My time in Cincinnati has been very good. My friends have been quite kind to put up with me for nearly a week now. I have tried to keep to myself for the most part and not interrupt their daily routine. The past few days have seen three trips up to Dayton where I had some business. I am happy to say that much has been accomplished and I look forward to seeing the fruits of this business in the future.
Yesterday I was able to visit with two of my Household brothers. The first visit was to WS’ home and farm north of Cincinnati. At first I was not sure if it was his house as I was driving down the road, but I saw the Blessed Mother statue outside and she pointed the way. For the most part, WS and I relaxed and ate some good bacon and eggs (farm fresh, of course) with his family. WS’ home was quite beautiful and in a rather quiet, rural area. He showed me around the property and the livestock he was raising.
It was so peaceful and this stirred up my monastic sensibilities. All the craziness in my life makes me appreciate all the more these peaceful moments. The relative calm and tranquil environment in WS’ area is ideal for raising a family and, truly, they have been blessed.
Last night I had the grace to meet one of my Household brothers who was ordained earlier this year to the priesthood. I received his blessing, kneeling, and observed the tradition of kissing the hands of the newly-ordained. It was somewhat surreal as I remember him from college and his becoming a priest never entered my mind.
Due to my theological and vocational background, I enjoy the ability to shop-talk well with clergy. A pressing issue, it seems to me, about which priests are aware rather intimately is division in the Church at this time. One such division is over the Latin language. This division baffles me because the matter is more simple than one would think. As a Latin teacher, my saying such should not come as a surprise.
People are sometimes curious and ask me “Why Latin? It’s a dead language.” I respectfully disagree.
After I became Catholic, I began to become involved in Internet apologetics. I associated with several people and quickly discovered the imperative that is knowing the sources of Christian thought in their original languages. Holy Mother Church herself has seen this imperative and ordered that seminarians and priests be “well hardened” (bene calleant) in the language.
Latin continues to be a living language as it is an intimate part of our heritage. So long as people desire this heritage and wish to advance it, one cannot say Latin is dead.
Later today I attend a graduation party. It promises to be a lot of fun and then I head out tomorrow morning for Tennessee. Time permitting, I’ll see what can be posted about that experience. After Tennessee, it is to one or two more stops before I head back home to Waco. It will be at least a 10-hour trip and I hope to break it up.

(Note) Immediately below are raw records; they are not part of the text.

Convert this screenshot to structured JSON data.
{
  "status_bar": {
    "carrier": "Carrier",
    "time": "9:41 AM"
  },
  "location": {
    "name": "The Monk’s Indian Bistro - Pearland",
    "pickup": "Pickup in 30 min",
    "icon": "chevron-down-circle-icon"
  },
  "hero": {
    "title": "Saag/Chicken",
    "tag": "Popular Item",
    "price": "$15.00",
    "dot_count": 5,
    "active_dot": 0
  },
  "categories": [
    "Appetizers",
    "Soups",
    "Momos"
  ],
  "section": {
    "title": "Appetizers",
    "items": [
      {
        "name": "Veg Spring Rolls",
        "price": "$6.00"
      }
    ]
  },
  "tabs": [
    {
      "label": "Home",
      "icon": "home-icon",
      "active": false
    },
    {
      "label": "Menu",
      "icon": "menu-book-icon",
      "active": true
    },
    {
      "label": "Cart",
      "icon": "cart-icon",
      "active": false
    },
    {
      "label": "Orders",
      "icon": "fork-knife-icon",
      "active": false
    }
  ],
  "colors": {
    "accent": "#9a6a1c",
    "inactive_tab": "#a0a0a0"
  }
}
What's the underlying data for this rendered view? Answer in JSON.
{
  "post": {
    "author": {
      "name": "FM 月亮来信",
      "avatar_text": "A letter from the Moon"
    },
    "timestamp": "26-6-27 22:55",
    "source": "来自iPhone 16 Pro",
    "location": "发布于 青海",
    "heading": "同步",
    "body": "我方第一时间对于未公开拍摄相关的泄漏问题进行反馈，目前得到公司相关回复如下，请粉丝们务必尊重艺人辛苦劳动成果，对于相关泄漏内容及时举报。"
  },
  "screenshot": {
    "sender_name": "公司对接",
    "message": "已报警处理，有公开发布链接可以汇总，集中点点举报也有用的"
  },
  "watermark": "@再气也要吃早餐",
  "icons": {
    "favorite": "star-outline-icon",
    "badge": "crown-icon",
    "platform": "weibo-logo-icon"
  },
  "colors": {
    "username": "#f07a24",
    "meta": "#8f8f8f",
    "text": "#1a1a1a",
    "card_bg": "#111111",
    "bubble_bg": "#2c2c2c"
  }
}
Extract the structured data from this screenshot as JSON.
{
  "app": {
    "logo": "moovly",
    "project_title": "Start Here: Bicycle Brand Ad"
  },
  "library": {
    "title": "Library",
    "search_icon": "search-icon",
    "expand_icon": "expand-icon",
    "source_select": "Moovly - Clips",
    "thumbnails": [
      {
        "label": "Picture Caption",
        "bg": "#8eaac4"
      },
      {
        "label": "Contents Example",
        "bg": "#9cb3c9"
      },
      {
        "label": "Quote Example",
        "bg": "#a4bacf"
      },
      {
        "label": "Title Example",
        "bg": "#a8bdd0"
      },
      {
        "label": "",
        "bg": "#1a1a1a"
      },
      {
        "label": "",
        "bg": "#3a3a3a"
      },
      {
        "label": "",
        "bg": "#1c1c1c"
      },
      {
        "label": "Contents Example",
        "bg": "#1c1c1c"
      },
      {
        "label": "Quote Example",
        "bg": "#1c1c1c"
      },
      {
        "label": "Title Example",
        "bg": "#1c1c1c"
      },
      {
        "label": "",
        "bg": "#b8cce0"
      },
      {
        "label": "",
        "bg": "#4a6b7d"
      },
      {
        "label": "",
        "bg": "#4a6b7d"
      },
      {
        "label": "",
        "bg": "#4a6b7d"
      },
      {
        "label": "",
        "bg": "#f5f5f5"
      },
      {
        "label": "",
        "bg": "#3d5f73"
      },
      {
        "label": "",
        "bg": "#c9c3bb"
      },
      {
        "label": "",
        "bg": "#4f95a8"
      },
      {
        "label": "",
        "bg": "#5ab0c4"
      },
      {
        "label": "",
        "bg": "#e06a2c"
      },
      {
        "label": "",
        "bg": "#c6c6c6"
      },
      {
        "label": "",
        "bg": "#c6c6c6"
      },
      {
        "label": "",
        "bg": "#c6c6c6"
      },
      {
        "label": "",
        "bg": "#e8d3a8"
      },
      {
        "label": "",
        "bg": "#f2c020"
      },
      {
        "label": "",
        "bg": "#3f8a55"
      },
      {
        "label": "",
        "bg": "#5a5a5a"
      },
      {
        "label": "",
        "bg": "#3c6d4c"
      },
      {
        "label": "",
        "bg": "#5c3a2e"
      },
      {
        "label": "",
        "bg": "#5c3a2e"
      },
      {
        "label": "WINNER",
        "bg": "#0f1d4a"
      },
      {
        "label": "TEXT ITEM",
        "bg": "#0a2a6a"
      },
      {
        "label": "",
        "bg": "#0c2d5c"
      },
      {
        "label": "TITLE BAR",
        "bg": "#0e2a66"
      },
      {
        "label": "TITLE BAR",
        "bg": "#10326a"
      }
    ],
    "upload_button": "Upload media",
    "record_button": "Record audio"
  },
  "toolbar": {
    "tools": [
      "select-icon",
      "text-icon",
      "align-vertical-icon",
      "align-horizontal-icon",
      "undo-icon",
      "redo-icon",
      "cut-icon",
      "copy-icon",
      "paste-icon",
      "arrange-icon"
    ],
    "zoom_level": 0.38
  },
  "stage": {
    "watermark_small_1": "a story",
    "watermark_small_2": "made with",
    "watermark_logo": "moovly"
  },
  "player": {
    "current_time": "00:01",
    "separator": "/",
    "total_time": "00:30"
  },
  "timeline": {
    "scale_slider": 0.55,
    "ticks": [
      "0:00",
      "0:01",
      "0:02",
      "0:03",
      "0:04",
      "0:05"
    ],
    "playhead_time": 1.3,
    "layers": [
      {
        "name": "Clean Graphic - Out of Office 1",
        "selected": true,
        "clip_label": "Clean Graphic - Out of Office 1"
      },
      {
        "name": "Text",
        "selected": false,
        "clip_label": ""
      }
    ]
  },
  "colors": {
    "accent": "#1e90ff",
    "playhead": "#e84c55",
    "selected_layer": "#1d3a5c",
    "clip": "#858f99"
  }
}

Any friends between Mississippi, Louisiana and Eastern Texas want to put me up for a night? I’m housebroken…honest!
-Kevin J. Symonds